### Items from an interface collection
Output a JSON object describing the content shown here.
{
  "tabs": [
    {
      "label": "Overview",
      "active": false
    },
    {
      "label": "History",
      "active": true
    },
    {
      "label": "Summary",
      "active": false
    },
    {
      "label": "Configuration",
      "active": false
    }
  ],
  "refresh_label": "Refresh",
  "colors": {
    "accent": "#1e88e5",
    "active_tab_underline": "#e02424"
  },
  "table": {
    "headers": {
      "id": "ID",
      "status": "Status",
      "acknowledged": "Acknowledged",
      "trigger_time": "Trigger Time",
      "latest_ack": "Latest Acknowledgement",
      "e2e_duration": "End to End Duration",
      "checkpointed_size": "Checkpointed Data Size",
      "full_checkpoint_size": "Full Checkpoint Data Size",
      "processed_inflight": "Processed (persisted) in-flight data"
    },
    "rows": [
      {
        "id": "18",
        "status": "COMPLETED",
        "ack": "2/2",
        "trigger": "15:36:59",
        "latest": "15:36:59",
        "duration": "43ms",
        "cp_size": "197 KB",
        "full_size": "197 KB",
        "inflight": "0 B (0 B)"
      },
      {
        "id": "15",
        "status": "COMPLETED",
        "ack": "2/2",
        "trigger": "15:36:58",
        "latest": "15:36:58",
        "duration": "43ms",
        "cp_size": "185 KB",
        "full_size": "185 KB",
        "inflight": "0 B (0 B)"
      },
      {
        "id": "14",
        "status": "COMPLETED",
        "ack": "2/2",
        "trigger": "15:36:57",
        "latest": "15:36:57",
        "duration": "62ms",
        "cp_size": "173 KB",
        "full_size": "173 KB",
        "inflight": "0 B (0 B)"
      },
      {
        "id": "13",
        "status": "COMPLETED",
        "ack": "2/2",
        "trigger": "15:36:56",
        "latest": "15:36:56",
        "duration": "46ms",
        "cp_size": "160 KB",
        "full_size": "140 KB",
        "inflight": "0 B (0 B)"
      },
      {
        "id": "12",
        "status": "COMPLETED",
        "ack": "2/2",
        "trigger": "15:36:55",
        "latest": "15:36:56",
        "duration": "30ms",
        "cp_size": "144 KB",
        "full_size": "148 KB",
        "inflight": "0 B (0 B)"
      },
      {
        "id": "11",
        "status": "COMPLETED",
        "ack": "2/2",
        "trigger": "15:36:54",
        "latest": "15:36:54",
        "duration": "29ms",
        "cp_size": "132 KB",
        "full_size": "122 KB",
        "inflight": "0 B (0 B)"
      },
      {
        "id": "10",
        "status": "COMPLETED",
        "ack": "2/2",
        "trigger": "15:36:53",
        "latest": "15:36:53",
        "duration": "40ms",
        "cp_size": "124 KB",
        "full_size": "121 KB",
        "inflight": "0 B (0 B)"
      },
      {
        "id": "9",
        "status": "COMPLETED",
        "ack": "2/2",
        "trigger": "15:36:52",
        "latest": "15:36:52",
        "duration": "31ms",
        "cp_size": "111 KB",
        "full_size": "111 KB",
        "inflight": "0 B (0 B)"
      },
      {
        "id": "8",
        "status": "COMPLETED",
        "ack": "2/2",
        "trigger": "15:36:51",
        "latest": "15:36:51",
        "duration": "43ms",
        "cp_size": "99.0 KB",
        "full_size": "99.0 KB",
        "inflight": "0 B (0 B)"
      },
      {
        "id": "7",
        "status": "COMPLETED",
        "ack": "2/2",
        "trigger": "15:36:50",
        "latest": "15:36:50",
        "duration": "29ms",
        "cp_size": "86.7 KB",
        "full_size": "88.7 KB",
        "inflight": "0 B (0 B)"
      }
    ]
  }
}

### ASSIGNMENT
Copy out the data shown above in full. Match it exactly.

### ANSWER AREA
Output a JSON object describing the content shown here.
{
  "tabs": [
    {
      "label": "Overview",
      "active": false
    },
    {
      "label": "History",
      "active": true
    },
    {
      "label": "Summary",
      "active": false
    },
    {
      "label": "Configuration",
      "active": false
    }
  ],
  "refresh_label": "Refresh",
  "colors": {
    "accent": "#1e88e5",
    "active_tab_underline": "#e02424"
  },
  "table": {
    "headers": {
      "id": "ID",
      "status": "Status",
      "acknowledged": "Acknowledged",
      "trigger_time": "Trigger Time",
      "latest_ack": "Latest Acknowledgement",
      "e2e_duration": "End to End Duration",
      "checkpointed_size": "Checkpointed Data Size",
      "full_checkpoint_size": "Full Checkpoint Data Size",
      "processed_inflight": "Processed (persisted) in-flight data"
    },
    "rows": [
      {
        "id": "18",
        "status": "COMPLETED",
        "ack": "2/2",
        "trigger": "15:36:59",
        "latest": "15:36:59",
        "duration": "43ms",
        "cp_size": "197 KB",
        "full_size": "197 KB",
        "inflight": "0 B (0 B)"
      },
      {
        "id": "15",
        "status": "COMPLETED",
        "ack": "2/2",
        "trigger": "15:36:58",
        "latest": "15:36:58",
        "duration": "43ms",
        "cp_size": "185 KB",
        "full_size": "185 KB",
        "inflight": "0 B (0 B)"
      },
      {
        "id": "14",
        "status": "COMPLETED",
        "ack": "2/2",
        "trigger": "15:36:57",
        "latest": "15:36:57",
        "duration": "62ms",
        "cp_size": "173 KB",
        "full_size": "173 KB",
        "inflight": "0 B (0 B)"
      },
      {
        "id": "13",
        "status": "COMPLETED",
        "ack": "2/2",
        "trigger": "15:36:56",
        "latest": "15:36:56",
        "duration": "46ms",
        "cp_size": "160 KB",
        "full_size": "140 KB",
        "inflight": "0 B (0 B)"
      },
      {
        "id": "12",
        "status": "COMPLETED",
        "ack": "2/2",
        "trigger": "15:36:55",
        "latest": "15:36:56",
        "duration": "30ms",
        "cp_size": "144 KB",
        "full_size": "148 KB",
        "inflight": "0 B (0 B)"
      },
      {
        "id": "11",
        "status": "COMPLETED",
        "ack": "2/2",
        "trigger": "15:36:54",
        "latest": "15:36:54",
        "duration": "29ms",
        "cp_size": "132 KB",
        "full_size": "122 KB",
        "inflight": "0 B (0 B)"
      },
      {
        "id": "10",
        "status": "COMPLETED",
        "ack": "2/2",
        "trigger": "15:36:53",
        "latest": "15:36:53",
        "duration": "40ms",
        "cp_size": "124 KB",
        "full_size": "121 KB",
        "inflight": "0 B (0 B)"
      },
      {
        "id": "9",
        "status": "COMPLETED",
        "ack": "2/2",
        "trigger": "15:36:52",
        "latest": "15:36:52",
        "duration": "31ms",
        "cp_size": "111 KB",
        "full_size": "111 KB",
        "inflight": "0 B (0 B)"
      },
      {
        "id": "8",
        "status": "COMPLETED",
        "ack": "2/2",
        "trigger": "15:36:51",
        "latest": "15:36:51",
        "duration": "43ms",
        "cp_size": "99.0 KB",
        "full_size": "99.0 KB",
        "inflight": "0 B (0 B)"
      },
      {
        "id": "7",
        "status": "COMPLETED",
        "ack": "2/2",
        "trigger": "15:36:50",
        "latest": "15:36:50",
        "duration": "29ms",
        "cp_size": "86.7 KB",
        "full_size": "88.7 KB",
        "inflight": "0 B (0 B)"
      }
    ]
  }
}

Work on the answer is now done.